Data records:
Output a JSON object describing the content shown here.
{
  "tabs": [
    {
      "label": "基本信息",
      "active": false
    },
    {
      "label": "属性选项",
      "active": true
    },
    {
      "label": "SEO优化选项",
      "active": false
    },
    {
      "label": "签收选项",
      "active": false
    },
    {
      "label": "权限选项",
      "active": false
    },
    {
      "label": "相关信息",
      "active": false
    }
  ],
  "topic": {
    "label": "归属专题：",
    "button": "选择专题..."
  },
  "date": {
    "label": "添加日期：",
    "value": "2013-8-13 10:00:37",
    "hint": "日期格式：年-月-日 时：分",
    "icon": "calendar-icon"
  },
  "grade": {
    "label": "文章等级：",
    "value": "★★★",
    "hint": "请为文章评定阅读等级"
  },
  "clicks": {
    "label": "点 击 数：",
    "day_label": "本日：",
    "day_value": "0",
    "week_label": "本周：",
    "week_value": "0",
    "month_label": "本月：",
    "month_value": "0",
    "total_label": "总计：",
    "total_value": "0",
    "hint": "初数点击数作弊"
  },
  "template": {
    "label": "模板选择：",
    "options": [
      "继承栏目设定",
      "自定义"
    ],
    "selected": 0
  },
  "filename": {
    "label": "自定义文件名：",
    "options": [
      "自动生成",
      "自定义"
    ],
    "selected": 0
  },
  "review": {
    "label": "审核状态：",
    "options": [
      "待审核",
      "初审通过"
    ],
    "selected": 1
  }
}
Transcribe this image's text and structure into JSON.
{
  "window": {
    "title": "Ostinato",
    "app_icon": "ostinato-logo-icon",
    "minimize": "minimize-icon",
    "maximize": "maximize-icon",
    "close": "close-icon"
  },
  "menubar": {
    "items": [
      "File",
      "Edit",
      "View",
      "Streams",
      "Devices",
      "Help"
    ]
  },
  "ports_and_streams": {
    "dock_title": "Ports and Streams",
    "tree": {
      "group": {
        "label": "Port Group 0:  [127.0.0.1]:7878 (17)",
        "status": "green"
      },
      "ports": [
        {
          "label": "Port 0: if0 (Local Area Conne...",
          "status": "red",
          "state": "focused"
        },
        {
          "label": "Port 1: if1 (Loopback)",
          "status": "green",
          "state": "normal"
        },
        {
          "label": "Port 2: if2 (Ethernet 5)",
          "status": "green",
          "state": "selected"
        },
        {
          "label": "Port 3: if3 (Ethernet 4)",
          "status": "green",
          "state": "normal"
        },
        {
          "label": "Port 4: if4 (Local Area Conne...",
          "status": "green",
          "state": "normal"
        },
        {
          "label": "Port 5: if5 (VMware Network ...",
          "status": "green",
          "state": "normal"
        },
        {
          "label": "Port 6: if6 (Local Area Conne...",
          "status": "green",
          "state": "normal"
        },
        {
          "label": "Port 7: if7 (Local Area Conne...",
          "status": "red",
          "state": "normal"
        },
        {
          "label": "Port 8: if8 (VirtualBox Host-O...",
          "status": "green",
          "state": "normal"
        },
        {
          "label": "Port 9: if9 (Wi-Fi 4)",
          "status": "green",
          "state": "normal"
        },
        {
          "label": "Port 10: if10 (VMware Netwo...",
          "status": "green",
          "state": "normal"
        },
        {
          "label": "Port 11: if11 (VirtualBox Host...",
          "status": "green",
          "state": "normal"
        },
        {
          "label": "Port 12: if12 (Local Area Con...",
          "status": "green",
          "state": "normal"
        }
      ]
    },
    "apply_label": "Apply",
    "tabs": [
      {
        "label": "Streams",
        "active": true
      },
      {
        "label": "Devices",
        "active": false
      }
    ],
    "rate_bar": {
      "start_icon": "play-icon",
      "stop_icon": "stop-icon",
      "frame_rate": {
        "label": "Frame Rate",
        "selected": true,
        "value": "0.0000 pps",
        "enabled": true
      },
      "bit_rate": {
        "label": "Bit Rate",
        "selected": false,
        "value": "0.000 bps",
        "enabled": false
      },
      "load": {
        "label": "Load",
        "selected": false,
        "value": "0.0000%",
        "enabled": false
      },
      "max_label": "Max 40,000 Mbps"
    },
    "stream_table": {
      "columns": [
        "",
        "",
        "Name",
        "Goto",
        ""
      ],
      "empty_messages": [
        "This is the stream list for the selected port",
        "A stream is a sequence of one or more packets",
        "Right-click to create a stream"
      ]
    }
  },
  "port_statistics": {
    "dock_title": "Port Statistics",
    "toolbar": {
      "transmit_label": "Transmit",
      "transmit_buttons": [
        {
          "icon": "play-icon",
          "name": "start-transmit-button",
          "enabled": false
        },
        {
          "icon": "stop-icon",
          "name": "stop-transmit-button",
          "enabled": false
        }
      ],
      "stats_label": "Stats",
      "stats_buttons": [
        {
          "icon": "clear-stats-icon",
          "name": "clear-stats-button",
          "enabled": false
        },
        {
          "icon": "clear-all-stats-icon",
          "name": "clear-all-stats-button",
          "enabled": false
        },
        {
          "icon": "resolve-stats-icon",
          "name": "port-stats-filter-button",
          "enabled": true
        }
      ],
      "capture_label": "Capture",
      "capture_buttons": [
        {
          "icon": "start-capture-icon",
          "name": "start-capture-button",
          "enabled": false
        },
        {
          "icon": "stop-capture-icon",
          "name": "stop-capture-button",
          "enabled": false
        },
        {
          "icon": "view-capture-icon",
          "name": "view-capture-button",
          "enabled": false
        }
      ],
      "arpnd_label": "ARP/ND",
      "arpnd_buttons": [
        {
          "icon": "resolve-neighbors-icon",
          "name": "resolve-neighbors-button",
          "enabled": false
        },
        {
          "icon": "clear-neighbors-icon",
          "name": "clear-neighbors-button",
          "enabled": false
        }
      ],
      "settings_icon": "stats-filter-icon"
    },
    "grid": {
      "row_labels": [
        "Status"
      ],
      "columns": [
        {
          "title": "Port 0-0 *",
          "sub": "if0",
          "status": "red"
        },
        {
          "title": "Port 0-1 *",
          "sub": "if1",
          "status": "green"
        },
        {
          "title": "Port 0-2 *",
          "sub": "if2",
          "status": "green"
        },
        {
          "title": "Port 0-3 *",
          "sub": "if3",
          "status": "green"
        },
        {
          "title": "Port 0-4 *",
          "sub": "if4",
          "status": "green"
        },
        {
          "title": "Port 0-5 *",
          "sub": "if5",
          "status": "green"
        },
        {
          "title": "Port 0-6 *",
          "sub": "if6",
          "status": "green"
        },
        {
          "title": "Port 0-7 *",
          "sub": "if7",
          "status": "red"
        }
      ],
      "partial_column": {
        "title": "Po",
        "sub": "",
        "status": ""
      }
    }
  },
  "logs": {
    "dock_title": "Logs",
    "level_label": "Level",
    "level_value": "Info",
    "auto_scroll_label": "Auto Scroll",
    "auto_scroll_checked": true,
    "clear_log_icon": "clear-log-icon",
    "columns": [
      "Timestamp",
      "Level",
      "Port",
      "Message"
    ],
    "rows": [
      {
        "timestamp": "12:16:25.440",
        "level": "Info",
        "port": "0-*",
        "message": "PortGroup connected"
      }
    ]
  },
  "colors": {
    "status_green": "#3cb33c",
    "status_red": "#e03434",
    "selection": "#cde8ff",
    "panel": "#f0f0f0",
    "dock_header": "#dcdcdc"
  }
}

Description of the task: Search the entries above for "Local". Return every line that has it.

Answer box:
          "label": "Port 0: if0 (Local Area Conne...",
          "label": "Port 4: if4 (Local Area Conne...",
          "label": "Port 6: if6 (Local Area Conne...",
          "label": "Port 7: if7 (Local Area Conne...",
          "label": "Port 12: if12 (Local Area Con...",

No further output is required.